The situation is quite different in e.g. the case of the popular value investment strategy: hundreds of billions of US dollars are invested in this strategy – but its returns are trailing far behind.
Conclusion: think for yourself rather than following the herd. Take seasonality into account!
Seasonality also leads in terms of risk-adjusted returns
Let me present another conclusion of the study. The table below inter alia shows the annualized Sharpe ratios  of the different strategies, which are a measure of the risk they entail.
The table underscores the excellent performance of the seasonality-based investment strategy.
200+ years study: key metrics of a multi-asset portfolio
The seasonality-based strategy leads in terms of risk-adjusted returns as well. Sources: Guido Baltussen, Laurens Swinkels, Pim van Vliet Illustration: Seasonax
The Sharpe ratio is named after its inventor, Nobel laureate William Sharpe. It represents a portfolio’s average return in excess of the risk-free rate per unit of volatility (formula: (return of the portfolio – return of the risk-free rate)/standard deviation of the portfolio’s excess return). The greater the Sharpe ratio, the more attractive the risk-adjusted return.
Consider seasonality with respect to stocks and bonds as well!
The study furthermore contradicts a common preconception according to which seasonality is only useful for trading in commodities. It actually shows that seasonality generates above-average returns in three of the four asset classes examined, namely in equities, bonds andcommodities.
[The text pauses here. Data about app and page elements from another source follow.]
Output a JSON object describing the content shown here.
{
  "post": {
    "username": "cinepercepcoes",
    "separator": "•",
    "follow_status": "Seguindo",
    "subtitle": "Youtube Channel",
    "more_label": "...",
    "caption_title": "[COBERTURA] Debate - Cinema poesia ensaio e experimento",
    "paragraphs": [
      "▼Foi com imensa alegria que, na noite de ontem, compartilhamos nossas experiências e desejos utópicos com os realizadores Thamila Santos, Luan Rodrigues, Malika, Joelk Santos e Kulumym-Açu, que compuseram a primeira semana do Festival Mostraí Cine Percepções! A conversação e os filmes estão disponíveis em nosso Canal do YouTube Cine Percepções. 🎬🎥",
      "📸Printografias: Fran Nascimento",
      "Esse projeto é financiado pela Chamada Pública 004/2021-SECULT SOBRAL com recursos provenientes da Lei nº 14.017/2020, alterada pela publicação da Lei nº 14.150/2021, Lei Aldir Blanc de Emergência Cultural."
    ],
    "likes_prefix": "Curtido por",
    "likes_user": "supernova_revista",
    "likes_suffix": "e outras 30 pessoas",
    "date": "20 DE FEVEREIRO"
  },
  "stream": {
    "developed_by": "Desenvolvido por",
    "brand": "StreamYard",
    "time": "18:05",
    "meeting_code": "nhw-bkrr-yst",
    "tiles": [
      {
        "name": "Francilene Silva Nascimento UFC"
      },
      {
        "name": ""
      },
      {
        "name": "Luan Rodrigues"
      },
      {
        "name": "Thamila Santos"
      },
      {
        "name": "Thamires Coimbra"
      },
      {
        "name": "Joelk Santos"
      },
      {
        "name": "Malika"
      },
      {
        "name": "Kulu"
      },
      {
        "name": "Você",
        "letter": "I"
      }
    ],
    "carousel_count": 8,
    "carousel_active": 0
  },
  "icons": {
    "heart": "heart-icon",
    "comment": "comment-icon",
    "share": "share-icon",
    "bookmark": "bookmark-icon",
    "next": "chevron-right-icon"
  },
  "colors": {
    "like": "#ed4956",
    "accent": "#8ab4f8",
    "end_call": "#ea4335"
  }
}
It evidently pays to jettison common preconceptions!
Take advantage of seasonality professionally!
The study encompassing 200+ years and 68 markets underscores that a seasonality-based investment strategy indeed works. In fact, it actually leaves far more popular strategies in the dust – what more could one want as an investor?
What’s more, there remains scope for improving the seasonal approach used in the study. For example, the strategy employed in the study progresses on a monthly basis. But what if e.g. the price of a specific stock tends to rise from the middle of one month to the middle of the next month?
It would obviously make more sense to align trades in such a stock with these mid-month turning points.
With the aid of the precise daily seasonal charts provided by Seasonax, seasonal trends can be identified at a glance. In addition, detailed statistics on seasonal patterns are accessible with a single mouse click. Simply navigate to app.seasonax.com, where numerous instruments can be examined free of charge, or to your Seasonax app on Bloomberg or Thomson Reuters.